§ Your assignment
Only one number is expected here, namely how many lines of the entries below hold the string "this".

§ Exercise material
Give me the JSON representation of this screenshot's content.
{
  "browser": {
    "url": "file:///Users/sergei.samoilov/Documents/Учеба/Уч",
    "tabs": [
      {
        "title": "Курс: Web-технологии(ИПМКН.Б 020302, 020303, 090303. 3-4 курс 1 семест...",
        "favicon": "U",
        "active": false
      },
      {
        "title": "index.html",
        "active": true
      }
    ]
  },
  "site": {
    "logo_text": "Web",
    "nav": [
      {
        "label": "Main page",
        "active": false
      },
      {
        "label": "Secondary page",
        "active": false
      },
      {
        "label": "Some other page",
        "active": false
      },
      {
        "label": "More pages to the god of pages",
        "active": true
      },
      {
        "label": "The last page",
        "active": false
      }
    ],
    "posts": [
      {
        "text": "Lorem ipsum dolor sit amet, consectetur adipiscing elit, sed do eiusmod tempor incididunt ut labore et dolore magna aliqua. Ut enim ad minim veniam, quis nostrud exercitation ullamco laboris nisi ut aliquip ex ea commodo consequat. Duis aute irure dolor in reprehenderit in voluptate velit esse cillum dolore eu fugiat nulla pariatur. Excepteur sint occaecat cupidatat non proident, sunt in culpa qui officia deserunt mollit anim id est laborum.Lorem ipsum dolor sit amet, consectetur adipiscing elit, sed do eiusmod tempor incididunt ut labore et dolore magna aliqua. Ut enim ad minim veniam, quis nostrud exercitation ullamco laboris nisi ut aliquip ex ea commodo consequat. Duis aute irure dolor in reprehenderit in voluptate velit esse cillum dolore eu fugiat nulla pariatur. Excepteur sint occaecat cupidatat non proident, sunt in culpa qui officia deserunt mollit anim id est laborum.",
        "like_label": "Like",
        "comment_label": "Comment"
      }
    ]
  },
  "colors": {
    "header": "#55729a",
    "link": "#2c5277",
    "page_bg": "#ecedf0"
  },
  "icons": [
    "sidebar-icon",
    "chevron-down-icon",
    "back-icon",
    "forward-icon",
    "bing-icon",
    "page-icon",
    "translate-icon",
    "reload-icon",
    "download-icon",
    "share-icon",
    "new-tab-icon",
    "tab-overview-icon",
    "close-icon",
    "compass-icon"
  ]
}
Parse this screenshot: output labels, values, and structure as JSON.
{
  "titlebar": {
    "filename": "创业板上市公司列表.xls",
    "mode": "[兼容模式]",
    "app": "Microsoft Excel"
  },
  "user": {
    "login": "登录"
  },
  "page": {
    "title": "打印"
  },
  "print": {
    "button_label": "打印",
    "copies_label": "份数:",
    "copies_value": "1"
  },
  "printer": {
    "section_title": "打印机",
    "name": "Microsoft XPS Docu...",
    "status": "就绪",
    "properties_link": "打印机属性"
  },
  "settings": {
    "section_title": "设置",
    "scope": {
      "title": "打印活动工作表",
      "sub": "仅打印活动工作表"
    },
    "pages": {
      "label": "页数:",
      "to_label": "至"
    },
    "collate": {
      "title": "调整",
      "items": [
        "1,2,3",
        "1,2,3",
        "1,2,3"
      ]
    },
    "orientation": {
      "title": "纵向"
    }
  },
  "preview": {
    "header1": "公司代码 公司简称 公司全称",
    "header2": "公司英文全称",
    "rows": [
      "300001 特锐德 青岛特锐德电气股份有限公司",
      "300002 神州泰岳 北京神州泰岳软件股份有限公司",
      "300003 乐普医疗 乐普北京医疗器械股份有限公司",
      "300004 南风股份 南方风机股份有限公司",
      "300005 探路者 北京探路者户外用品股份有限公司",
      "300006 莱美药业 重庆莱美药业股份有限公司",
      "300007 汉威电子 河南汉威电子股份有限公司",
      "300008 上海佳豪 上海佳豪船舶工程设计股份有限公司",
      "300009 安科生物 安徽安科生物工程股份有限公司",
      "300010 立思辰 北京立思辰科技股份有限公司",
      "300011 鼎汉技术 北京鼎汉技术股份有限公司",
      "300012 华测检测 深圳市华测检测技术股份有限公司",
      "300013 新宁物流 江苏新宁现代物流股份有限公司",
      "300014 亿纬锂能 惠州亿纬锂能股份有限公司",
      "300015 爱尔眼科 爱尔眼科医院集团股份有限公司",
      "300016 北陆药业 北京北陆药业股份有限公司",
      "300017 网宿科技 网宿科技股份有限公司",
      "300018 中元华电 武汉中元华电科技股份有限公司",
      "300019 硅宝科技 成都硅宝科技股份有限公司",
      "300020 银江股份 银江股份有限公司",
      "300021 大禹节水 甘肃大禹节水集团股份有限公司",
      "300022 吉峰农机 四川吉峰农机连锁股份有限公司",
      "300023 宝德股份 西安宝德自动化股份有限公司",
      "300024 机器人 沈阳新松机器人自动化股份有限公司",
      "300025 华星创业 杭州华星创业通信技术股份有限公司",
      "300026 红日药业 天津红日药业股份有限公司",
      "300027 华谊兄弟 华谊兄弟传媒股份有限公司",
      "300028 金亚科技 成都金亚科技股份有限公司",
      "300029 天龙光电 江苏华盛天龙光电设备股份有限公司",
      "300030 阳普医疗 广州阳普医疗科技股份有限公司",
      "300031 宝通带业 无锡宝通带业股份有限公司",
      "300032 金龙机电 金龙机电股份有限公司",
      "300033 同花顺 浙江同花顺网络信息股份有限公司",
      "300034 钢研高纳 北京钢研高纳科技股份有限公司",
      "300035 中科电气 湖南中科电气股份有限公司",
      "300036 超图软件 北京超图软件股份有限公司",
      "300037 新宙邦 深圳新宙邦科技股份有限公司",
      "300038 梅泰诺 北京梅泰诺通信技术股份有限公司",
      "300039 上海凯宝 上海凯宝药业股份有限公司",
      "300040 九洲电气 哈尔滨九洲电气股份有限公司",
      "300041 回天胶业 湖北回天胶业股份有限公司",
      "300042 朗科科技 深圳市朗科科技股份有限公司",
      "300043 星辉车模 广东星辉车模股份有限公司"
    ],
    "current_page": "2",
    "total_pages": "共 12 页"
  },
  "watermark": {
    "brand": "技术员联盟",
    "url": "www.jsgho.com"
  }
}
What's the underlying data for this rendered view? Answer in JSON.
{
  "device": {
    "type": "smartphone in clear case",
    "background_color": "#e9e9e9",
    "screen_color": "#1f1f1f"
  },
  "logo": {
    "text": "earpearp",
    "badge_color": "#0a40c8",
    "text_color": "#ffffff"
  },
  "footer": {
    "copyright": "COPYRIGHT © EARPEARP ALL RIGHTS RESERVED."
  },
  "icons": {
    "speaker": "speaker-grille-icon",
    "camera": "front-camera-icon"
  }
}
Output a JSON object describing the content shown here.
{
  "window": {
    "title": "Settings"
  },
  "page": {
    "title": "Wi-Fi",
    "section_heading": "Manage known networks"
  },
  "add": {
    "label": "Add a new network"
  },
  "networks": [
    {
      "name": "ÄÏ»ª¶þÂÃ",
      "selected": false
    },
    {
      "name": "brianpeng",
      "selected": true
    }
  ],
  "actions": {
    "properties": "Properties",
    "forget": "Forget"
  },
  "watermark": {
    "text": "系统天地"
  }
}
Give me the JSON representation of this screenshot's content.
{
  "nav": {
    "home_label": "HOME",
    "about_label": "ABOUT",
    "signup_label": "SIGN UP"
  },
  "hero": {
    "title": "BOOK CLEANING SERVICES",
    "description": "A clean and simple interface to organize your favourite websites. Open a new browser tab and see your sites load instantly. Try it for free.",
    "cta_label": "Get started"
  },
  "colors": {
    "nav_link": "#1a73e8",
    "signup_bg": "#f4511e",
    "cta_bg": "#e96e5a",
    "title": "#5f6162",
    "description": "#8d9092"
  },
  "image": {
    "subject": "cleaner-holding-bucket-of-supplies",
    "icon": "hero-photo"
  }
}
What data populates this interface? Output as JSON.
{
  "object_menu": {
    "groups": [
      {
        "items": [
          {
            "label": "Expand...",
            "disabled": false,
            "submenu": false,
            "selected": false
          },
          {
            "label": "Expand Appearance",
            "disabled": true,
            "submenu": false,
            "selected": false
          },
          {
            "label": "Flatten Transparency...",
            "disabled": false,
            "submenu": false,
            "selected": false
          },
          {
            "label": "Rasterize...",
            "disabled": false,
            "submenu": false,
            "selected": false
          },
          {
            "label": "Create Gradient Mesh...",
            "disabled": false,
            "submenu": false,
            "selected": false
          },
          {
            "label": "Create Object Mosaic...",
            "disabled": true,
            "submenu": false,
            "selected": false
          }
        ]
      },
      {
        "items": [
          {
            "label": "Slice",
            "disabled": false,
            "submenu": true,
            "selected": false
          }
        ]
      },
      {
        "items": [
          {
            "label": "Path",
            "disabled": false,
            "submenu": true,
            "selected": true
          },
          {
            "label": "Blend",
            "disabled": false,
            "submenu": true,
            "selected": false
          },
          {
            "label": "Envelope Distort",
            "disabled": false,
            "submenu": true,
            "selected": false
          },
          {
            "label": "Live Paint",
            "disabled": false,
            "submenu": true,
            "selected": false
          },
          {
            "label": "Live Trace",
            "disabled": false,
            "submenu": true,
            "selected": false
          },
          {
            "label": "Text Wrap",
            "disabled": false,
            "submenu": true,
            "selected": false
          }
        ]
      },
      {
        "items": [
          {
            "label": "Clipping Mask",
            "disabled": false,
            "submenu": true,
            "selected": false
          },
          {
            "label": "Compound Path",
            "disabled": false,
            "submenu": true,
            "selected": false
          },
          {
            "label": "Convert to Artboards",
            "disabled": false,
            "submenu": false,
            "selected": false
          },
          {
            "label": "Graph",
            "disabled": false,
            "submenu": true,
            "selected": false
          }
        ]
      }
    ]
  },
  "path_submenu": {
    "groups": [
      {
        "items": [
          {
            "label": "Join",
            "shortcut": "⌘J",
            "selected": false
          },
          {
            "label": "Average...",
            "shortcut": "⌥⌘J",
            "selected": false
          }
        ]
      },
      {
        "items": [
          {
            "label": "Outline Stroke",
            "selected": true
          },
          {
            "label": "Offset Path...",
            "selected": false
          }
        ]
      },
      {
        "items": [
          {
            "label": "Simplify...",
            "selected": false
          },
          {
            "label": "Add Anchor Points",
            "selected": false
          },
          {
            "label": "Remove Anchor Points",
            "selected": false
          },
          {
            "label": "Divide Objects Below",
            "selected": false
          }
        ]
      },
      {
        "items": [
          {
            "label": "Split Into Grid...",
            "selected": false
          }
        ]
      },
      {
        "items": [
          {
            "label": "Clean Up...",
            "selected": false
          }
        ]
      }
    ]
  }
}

§ Reply
5